▶ Instructions to follow:
Restate all the lines below word for word, but omit the pictures.

▶ Material for this exercise:
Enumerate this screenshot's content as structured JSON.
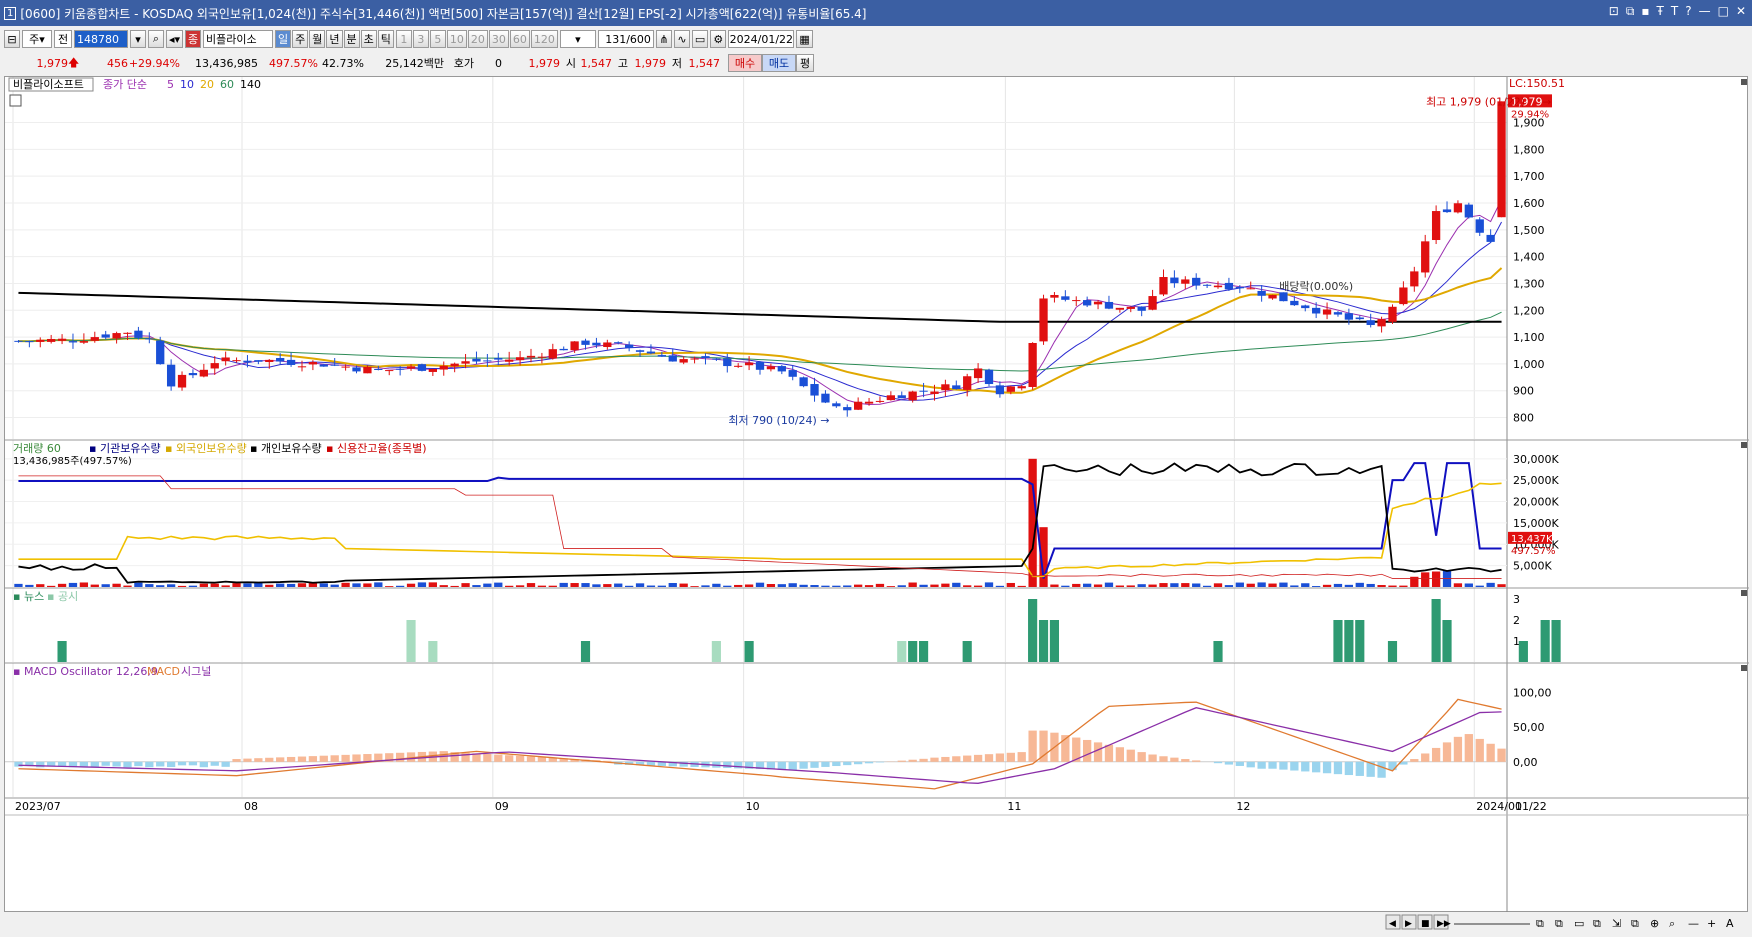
{
  "window": {
    "number": "1",
    "title": "[0600] 키움종합차트 - KOSDAQ 외국인보유[1,024(천)] 주식수[31,446(천)] 액면[500] 자본금[157(억)] 결산[12월] EPS[-2] 시가총액[622(억)] 유통비율[65.4]",
    "controls": [
      "⊡",
      "⧉",
      "▪",
      "Ŧ",
      "T",
      "?",
      "—",
      "□",
      "✕"
    ]
  },
  "toolbar": {
    "period_type": "주",
    "mode": "전",
    "code": "148780",
    "stock_name": "비플라이소",
    "periods": [
      "일",
      "주",
      "월",
      "년",
      "분",
      "초",
      "틱"
    ],
    "active_period": "일",
    "minutes": [
      "1",
      "3",
      "5",
      "10",
      "20",
      "30",
      "60",
      "120"
    ],
    "count": "131",
    "count_total": "/600",
    "date": "2024/01/22"
  },
  "quote": {
    "price": "1,979",
    "change": "456",
    "change_pct": "+29.94%",
    "volume": "13,436,985",
    "vol_ratio": "497.57%",
    "turnover": "42.73%",
    "amount": "25,142백만",
    "hoga_label": "호가",
    "hoga": "0",
    "p1": "1,979",
    "open_label": "시",
    "open": "1,547",
    "high_label": "고",
    "high": "1,979",
    "low_label": "저",
    "low": "1,547",
    "buy": "매수",
    "sell": "매도",
    "flat": "평"
  },
  "price_panel": {
    "stock_label": "비플라이소프트",
    "ma_label": "종가 단순",
    "ma": [
      "5",
      "10",
      "20",
      "60",
      "140"
    ],
    "ma_colors": [
      "#9b30b0",
      "#2b2bd0",
      "#e0a800",
      "#2e8b57",
      "#000000"
    ],
    "max_label": "최고 1,979 (01/22)",
    "min_label": "최저 790 (10/24)",
    "div_label": "배당락(0.00%)",
    "lc_label": "LC:150.51",
    "cur_label": "1,979",
    "pct_label": "29.94%",
    "y_ticks": [
      "1,900",
      "1,800",
      "1,700",
      "1,600",
      "1,500",
      "1,400",
      "1,300",
      "1,200",
      "1,100",
      "1,000",
      "900",
      "800"
    ]
  },
  "vol_panel": {
    "labels": [
      "거래량 60",
      "기관보유수량",
      "외국인보유수량",
      "개인보유수량",
      "신용잔고율(종목별)"
    ],
    "label_colors": [
      "#3a8a3a",
      "#000080",
      "#d4a800",
      "#000000",
      "#cc0000"
    ],
    "value_text": "13,436,985주(497.57%)",
    "y_ticks": [
      "30,000K",
      "25,000K",
      "20,000K",
      "15,000K",
      "10,000K",
      "5,000K"
    ],
    "cur_tag": "13,437K",
    "pct_tag": "497.57%"
  },
  "news_panel": {
    "labels": [
      "뉴스",
      "공시"
    ],
    "y_ticks": [
      "3",
      "2",
      "1"
    ]
  },
  "macd_panel": {
    "label": "MACD Oscillator 12,26,9",
    "label2": "MACD",
    "label3": "시그널",
    "y_ticks": [
      "100,00",
      "50,00",
      "0,00"
    ]
  },
  "x_axis": {
    "labels": [
      "2023/07",
      "08",
      "09",
      "10",
      "11",
      "12",
      "2024/01",
      "01/22"
    ]
  },
  "chart_data": {
    "type": "candlestick",
    "x": [
      "07-03",
      "07-04",
      "07-05",
      "07-06",
      "07-07",
      "07-10",
      "07-11",
      "07-12",
      "07-13",
      "07-14",
      "07-17",
      "07-18",
      "07-19",
      "07-20",
      "07-21",
      "07-24",
      "07-25",
      "07-26",
      "07-27",
      "07-28",
      "07-31",
      "08-01",
      "08-02",
      "08-03",
      "08-04",
      "08-07",
      "08-08",
      "08-09",
      "08-10",
      "08-11",
      "08-14",
      "08-16",
      "08-17",
      "08-18",
      "08-21",
      "08-22",
      "08-23",
      "08-24",
      "08-25",
      "08-28",
      "08-29",
      "08-30",
      "08-31",
      "09-01",
      "09-04",
      "09-05",
      "09-06",
      "09-07",
      "09-08",
      "09-11",
      "09-12",
      "09-13",
      "09-14",
      "09-15",
      "09-18",
      "09-19",
      "09-20",
      "09-21",
      "09-22",
      "09-25",
      "09-26",
      "09-27",
      "10-04",
      "10-05",
      "10-06",
      "10-10",
      "10-11",
      "10-12",
      "10-13",
      "10-16",
      "10-17",
      "10-18",
      "10-19",
      "10-20",
      "10-23",
      "10-24",
      "10-25",
      "10-26",
      "10-27",
      "10-30",
      "10-31",
      "11-01",
      "11-02",
      "11-03",
      "11-06",
      "11-07",
      "11-08",
      "11-09",
      "11-10",
      "11-13",
      "11-14",
      "11-15",
      "11-16",
      "11-17",
      "11-20",
      "11-21",
      "11-22",
      "11-23",
      "11-24",
      "11-27",
      "11-28",
      "11-29",
      "11-30",
      "12-01",
      "12-04",
      "12-05",
      "12-06",
      "12-07",
      "12-08",
      "12-11",
      "12-12",
      "12-13",
      "12-14",
      "12-15",
      "12-18",
      "12-19",
      "12-20",
      "12-21",
      "12-22",
      "12-26",
      "12-27",
      "12-28",
      "01-02",
      "01-03",
      "01-04",
      "01-05",
      "01-08",
      "01-09",
      "01-10",
      "01-11",
      "01-12",
      "01-15",
      "01-16",
      "01-17",
      "01-18",
      "01-19",
      "01-22"
    ],
    "series": []
  }
}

▶ Completed task:
Enumerate this screenshot's content as structured JSON.
{
  "window": {
    "number": "1",
    "title": "[0600] 키움종합차트 - KOSDAQ 외국인보유[1,024(천)] 주식수[31,446(천)] 액면[500] 자본금[157(억)] 결산[12월] EPS[-2] 시가총액[622(억)] 유통비율[65.4]",
    "controls": [
      "⊡",
      "⧉",
      "▪",
      "Ŧ",
      "T",
      "?",
      "—",
      "□",
      "✕"
    ]
  },
  "toolbar": {
    "period_type": "주",
    "mode": "전",
    "code": "148780",
    "stock_name": "비플라이소",
    "periods": [
      "일",
      "주",
      "월",
      "년",
      "분",
      "초",
      "틱"
    ],
    "active_period": "일",
    "minutes": [
      "1",
      "3",
      "5",
      "10",
      "20",
      "30",
      "60",
      "120"
    ],
    "count": "131",
    "count_total": "/600",
    "date": "2024/01/22"
  },
  "quote": {
    "price": "1,979",
    "change": "456",
    "change_pct": "+29.94%",
    "volume": "13,436,985",
    "vol_ratio": "497.57%",
    "turnover": "42.73%",
    "amount": "25,142백만",
    "hoga_label": "호가",
    "hoga": "0",
    "p1": "1,979",
    "open_label": "시",
    "open": "1,547",
    "high_label": "고",
    "high": "1,979",
    "low_label": "저",
    "low": "1,547",
    "buy": "매수",
    "sell": "매도",
    "flat": "평"
  },
  "price_panel": {
    "stock_label": "비플라이소프트",
    "ma_label": "종가 단순",
    "ma": [
      "5",
      "10",
      "20",
      "60",
      "140"
    ],
    "ma_colors": [
      "#9b30b0",
      "#2b2bd0",
      "#e0a800",
      "#2e8b57",
      "#000000"
    ],
    "max_label": "최고 1,979 (01/22)",
    "min_label": "최저 790 (10/24)",
    "div_label": "배당락(0.00%)",
    "lc_label": "LC:150.51",
    "cur_label": "1,979",
    "pct_label": "29.94%",
    "y_ticks": [
      "1,900",
      "1,800",
      "1,700",
      "1,600",
      "1,500",
      "1,400",
      "1,300",
      "1,200",
      "1,100",
      "1,000",
      "900",
      "800"
    ]
  },
  "vol_panel": {
    "labels": [
      "거래량 60",
      "기관보유수량",
      "외국인보유수량",
      "개인보유수량",
      "신용잔고율(종목별)"
    ],
    "label_colors": [
      "#3a8a3a",
      "#000080",
      "#d4a800",
      "#000000",
      "#cc0000"
    ],
    "value_text": "13,436,985주(497.57%)",
    "y_ticks": [
      "30,000K",
      "25,000K",
      "20,000K",
      "15,000K",
      "10,000K",
      "5,000K"
    ],
    "cur_tag": "13,437K",
    "pct_tag": "497.57%"
  },
  "news_panel": {
    "labels": [
      "뉴스",
      "공시"
    ],
    "y_ticks": [
      "3",
      "2",
      "1"
    ]
  },
  "macd_panel": {
    "label": "MACD Oscillator 12,26,9",
    "label2": "MACD",
    "label3": "시그널",
    "y_ticks": [
      "100,00",
      "50,00",
      "0,00"
    ]
  },
  "x_axis": {
    "labels": [
      "2023/07",
      "08",
      "09",
      "10",
      "11",
      "12",
      "2024/01",
      "01/22"
    ]
  },
  "chart_data": {
    "type": "candlestick",
    "x": [
      "07-03",
      "07-04",
      "07-05",
      "07-06",
      "07-07",
      "07-10",
      "07-11",
      "07-12",
      "07-13",
      "07-14",
      "07-17",
      "07-18",
      "07-19",
      "07-20",
      "07-21",
      "07-24",
      "07-25",
      "07-26",
      "07-27",
      "07-28",
      "07-31",
      "08-01",
      "08-02",
      "08-03",
      "08-04",
      "08-07",
      "08-08",
      "08-09",
      "08-10",
      "08-11",
      "08-14",
      "08-16",
      "08-17",
      "08-18",
      "08-21",
      "08-22",
      "08-23",
      "08-24",
      "08-25",
      "08-28",
      "08-29",
      "08-30",
      "08-31",
      "09-01",
      "09-04",
      "09-05",
      "09-06",
      "09-07",
      "09-08",
      "09-11",
      "09-12",
      "09-13",
      "09-14",
      "09-15",
      "09-18",
      "09-19",
      "09-20",
      "09-21",
      "09-22",
      "09-25",
      "09-26",
      "09-27",
      "10-04",
      "10-05",
      "10-06",
      "10-10",
      "10-11",
      "10-12",
      "10-13",
      "10-16",
      "10-17",
      "10-18",
      "10-19",
      "10-20",
      "10-23",
      "10-24",
      "10-25",
      "10-26",
      "10-27",
      "10-30",
      "10-31",
      "11-01",
      "11-02",
      "11-03",
      "11-06",
      "11-07",
      "11-08",
      "11-09",
      "11-10",
      "11-13",
      "11-14",
      "11-15",
      "11-16",
      "11-17",
      "11-20",
      "11-21",
      "11-22",
      "11-23",
      "11-24",
      "11-27",
      "11-28",
      "11-29",
      "11-30",
      "12-01",
      "12-04",
      "12-05",
      "12-06",
      "12-07",
      "12-08",
      "12-11",
      "12-12",
      "12-13",
      "12-14",
      "12-15",
      "12-18",
      "12-19",
      "12-20",
      "12-21",
      "12-22",
      "12-26",
      "12-27",
      "12-28",
      "01-02",
      "01-03",
      "01-04",
      "01-05",
      "01-08",
      "01-09",
      "01-10",
      "01-11",
      "01-12",
      "01-15",
      "01-16",
      "01-17",
      "01-18",
      "01-19",
      "01-22"
    ],
    "series": []
  }
}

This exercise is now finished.